What you need to do: Copy every line in the records below that contains the word "false".

Data for processing:

━━━━━━━━

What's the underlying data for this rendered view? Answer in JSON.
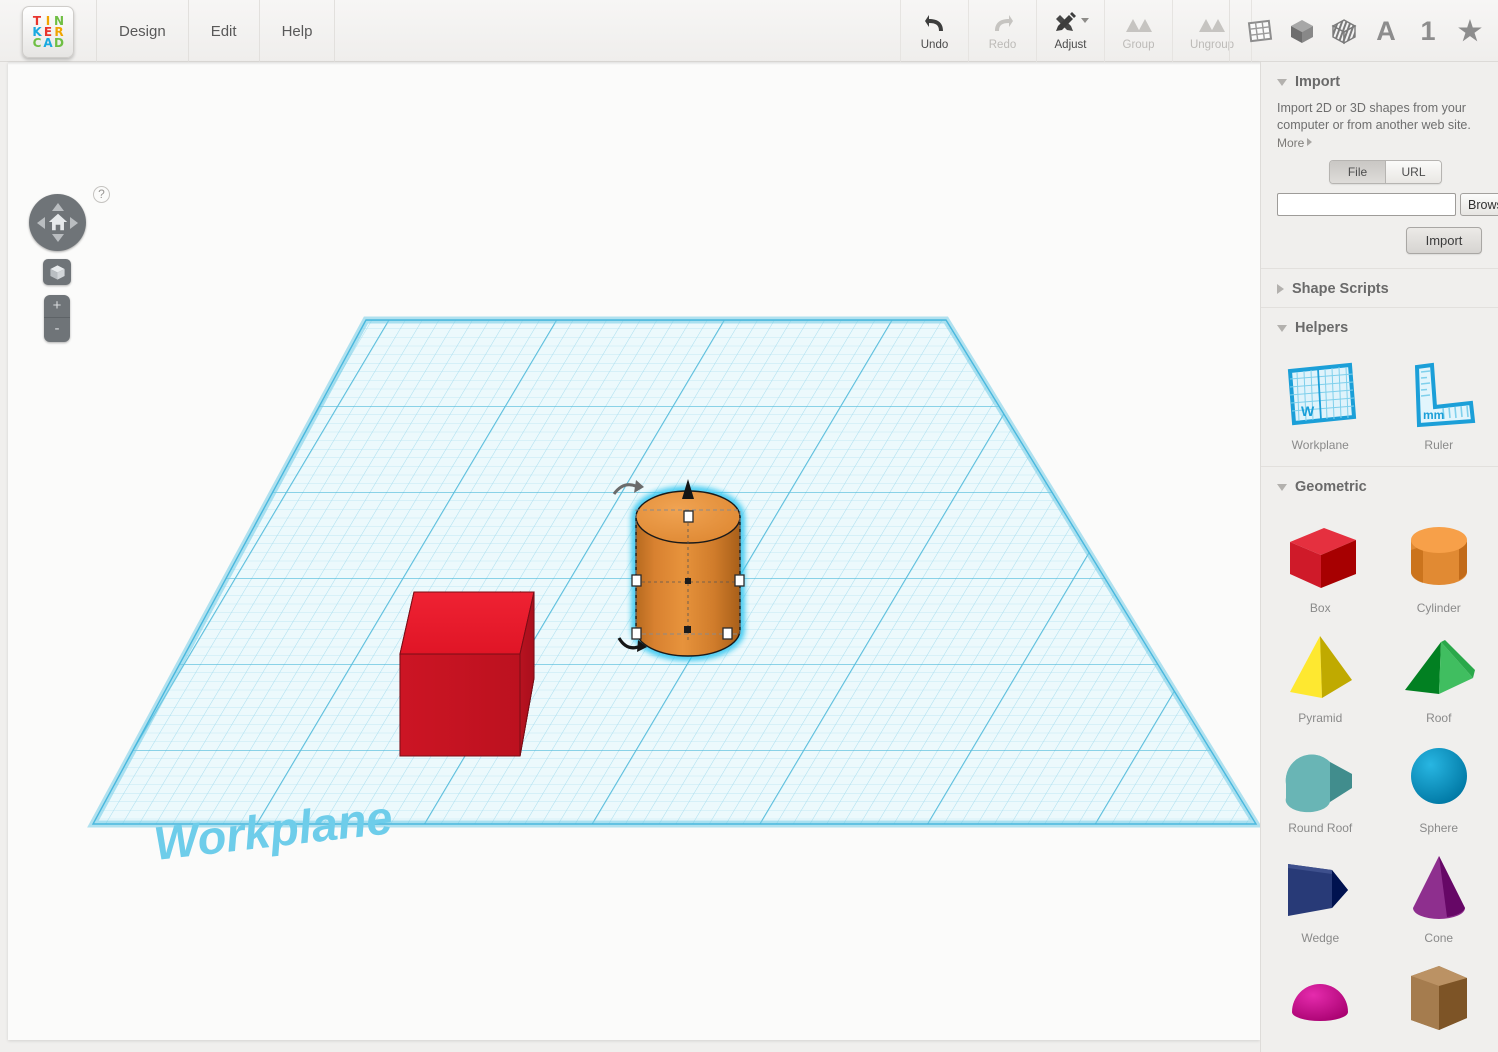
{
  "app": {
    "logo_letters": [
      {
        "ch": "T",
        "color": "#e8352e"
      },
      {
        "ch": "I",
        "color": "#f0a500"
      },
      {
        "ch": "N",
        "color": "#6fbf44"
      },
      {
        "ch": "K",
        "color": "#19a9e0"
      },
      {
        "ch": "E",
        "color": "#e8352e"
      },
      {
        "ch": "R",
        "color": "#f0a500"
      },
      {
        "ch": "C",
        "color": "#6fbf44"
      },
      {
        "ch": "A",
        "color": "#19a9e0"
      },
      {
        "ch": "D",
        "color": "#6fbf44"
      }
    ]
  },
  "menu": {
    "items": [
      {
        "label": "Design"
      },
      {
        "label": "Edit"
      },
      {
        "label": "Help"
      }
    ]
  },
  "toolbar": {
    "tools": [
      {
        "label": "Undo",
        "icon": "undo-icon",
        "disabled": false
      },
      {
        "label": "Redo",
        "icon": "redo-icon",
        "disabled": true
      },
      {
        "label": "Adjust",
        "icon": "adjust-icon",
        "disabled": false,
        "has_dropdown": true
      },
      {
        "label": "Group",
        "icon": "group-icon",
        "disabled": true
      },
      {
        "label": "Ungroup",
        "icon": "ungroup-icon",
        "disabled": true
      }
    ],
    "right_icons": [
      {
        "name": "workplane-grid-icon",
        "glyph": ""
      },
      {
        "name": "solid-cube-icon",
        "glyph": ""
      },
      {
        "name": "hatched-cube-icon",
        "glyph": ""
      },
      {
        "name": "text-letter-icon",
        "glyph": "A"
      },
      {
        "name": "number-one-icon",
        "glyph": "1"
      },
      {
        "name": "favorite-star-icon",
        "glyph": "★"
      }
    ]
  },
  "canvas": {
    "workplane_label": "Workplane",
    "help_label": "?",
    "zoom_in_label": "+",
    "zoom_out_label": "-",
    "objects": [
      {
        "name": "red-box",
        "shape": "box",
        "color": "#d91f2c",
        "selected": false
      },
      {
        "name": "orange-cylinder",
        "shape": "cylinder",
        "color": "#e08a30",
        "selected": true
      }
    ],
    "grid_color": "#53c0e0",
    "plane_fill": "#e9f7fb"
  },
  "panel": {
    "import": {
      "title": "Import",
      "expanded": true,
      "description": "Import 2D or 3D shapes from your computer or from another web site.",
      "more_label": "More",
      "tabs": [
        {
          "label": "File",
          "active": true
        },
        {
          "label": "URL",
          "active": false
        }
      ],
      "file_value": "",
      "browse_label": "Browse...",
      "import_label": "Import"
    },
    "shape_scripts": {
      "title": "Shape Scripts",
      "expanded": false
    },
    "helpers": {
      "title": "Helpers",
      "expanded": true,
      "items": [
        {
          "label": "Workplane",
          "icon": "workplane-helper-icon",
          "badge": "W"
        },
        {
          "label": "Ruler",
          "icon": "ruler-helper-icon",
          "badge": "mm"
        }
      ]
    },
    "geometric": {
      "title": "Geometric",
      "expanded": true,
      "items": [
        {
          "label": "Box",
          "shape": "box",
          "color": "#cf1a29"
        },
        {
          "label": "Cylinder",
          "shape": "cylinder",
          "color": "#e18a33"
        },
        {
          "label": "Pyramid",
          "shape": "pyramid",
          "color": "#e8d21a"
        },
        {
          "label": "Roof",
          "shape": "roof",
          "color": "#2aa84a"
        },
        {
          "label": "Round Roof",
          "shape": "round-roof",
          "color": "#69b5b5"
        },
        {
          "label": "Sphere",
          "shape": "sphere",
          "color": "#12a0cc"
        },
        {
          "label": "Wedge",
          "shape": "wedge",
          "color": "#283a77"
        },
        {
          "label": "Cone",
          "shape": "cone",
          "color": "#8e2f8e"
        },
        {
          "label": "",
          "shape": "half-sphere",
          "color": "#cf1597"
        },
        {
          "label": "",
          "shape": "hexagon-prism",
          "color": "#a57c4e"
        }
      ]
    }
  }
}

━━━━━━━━

Exercise solution:
        "disabled": false
        "disabled": false,
        "selected": false
          "active": false
      "expanded": false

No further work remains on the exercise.